EXERCISE REQUIREMENTS: The records sit below. Return every line in them that holds the word "this".

SUPPLIED DATA:
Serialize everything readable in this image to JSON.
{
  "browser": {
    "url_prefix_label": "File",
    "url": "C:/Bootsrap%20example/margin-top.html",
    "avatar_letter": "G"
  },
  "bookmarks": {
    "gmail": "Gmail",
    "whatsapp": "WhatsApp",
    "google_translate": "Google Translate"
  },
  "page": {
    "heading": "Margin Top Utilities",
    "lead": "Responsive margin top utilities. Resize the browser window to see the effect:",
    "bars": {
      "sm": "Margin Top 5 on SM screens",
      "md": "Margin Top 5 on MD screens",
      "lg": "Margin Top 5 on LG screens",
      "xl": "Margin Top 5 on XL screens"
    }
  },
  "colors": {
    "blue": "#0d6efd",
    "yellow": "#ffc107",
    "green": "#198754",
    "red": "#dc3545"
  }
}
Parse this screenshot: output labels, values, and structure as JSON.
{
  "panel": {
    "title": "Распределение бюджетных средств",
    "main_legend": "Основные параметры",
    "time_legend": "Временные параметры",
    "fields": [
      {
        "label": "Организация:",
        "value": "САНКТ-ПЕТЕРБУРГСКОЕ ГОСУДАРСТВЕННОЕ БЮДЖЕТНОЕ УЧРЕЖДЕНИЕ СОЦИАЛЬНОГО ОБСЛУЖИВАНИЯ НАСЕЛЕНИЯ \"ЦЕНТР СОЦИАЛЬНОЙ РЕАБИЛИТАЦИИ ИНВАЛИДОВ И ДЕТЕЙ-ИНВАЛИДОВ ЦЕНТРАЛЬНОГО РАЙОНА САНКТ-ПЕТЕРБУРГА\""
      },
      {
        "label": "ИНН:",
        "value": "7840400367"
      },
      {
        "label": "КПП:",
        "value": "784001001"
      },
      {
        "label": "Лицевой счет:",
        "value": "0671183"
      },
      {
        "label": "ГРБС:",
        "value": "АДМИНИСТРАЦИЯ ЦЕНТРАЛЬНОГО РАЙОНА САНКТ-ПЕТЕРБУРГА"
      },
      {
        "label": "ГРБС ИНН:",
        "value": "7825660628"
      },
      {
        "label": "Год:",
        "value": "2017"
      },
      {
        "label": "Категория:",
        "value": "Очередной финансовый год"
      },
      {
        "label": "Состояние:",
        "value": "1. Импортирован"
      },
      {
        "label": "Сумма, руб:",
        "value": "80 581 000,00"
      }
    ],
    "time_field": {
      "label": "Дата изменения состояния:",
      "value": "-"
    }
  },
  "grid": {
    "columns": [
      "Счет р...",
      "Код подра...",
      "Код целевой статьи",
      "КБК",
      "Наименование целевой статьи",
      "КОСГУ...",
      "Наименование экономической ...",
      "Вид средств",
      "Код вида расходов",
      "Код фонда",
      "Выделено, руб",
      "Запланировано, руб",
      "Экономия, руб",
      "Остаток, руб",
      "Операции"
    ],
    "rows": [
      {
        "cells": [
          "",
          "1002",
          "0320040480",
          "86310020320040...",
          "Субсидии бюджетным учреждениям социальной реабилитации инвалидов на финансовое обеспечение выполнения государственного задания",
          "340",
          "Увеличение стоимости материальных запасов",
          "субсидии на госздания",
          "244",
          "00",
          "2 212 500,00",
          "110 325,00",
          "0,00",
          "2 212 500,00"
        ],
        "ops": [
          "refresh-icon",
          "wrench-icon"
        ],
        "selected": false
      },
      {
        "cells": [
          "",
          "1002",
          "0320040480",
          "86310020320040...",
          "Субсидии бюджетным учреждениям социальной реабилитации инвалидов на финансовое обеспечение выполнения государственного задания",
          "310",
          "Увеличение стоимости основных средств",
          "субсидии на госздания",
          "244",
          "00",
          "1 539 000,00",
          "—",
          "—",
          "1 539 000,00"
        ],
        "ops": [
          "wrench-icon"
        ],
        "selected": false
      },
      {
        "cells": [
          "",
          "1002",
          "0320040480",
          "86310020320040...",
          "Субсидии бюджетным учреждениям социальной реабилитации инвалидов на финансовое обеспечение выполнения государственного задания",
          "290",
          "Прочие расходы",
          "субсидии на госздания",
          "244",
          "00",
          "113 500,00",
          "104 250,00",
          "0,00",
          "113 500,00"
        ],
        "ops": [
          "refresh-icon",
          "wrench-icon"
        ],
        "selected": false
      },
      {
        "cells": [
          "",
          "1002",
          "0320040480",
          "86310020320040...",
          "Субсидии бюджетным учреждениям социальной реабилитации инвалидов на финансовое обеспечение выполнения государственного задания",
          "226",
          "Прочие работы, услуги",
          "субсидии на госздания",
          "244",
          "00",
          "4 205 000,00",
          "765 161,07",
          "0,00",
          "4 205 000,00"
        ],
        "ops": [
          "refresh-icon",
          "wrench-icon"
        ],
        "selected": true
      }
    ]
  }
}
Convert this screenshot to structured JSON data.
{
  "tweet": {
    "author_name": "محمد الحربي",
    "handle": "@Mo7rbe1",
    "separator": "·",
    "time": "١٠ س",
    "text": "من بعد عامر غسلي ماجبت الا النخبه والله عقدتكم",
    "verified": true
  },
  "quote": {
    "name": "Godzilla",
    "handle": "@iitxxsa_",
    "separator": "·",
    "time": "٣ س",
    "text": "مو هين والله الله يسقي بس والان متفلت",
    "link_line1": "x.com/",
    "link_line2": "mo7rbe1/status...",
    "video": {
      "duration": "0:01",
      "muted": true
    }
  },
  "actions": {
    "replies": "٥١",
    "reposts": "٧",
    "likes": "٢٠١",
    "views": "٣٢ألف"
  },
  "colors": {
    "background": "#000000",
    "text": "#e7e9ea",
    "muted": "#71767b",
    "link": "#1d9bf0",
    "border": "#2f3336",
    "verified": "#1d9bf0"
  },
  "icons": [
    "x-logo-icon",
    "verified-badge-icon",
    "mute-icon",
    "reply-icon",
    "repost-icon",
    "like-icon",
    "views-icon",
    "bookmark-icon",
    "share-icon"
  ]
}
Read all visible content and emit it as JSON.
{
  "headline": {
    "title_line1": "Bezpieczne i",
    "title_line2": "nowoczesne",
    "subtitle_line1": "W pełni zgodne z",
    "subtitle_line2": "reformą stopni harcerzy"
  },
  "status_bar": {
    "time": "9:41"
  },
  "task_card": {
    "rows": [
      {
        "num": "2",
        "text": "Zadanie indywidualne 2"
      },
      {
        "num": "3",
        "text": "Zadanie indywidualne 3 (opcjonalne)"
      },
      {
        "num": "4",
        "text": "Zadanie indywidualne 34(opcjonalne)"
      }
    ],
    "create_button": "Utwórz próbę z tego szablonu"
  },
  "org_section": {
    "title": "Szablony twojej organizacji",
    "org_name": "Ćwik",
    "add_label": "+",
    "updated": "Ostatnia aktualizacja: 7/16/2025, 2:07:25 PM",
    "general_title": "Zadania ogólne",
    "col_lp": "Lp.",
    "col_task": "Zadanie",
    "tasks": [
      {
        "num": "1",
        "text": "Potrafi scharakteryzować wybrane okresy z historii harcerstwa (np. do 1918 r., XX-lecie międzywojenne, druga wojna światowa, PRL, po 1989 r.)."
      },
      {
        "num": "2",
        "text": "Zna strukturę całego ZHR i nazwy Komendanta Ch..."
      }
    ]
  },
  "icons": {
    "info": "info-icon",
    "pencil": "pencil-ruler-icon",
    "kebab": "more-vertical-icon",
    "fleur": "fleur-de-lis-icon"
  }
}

TASK RESPONSE:
Serialize everything readable in this image to JSON.
Parse this screenshot: output labels, values, and structure as JSON.
Convert this screenshot to structured JSON data.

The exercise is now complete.